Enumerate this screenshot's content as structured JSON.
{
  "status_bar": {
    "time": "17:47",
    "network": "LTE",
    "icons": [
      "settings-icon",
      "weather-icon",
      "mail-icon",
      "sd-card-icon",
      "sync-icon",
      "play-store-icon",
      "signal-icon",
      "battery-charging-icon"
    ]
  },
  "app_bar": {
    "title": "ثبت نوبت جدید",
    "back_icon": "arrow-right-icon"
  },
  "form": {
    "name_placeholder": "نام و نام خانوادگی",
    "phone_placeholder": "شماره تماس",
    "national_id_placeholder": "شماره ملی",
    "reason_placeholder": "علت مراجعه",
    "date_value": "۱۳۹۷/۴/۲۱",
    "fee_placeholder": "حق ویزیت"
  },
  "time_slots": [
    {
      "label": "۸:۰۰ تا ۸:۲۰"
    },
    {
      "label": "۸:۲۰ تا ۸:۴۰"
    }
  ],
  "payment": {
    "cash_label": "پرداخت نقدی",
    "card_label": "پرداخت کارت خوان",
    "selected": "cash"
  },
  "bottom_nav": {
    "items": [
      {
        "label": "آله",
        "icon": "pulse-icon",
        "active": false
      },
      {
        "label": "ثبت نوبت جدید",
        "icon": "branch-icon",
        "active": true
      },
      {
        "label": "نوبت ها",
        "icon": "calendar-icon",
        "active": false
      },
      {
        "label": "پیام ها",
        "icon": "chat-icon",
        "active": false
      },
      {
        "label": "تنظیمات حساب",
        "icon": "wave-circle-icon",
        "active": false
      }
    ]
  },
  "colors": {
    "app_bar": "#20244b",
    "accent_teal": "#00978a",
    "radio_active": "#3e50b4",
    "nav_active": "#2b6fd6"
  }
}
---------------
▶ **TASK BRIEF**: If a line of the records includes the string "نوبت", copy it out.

▶ **SOLVED EXERCISE**:
    "title": "ثبت نوبت جدید",
        "label": "ثبت نوبت جدید",
        "label": "نوبت ها",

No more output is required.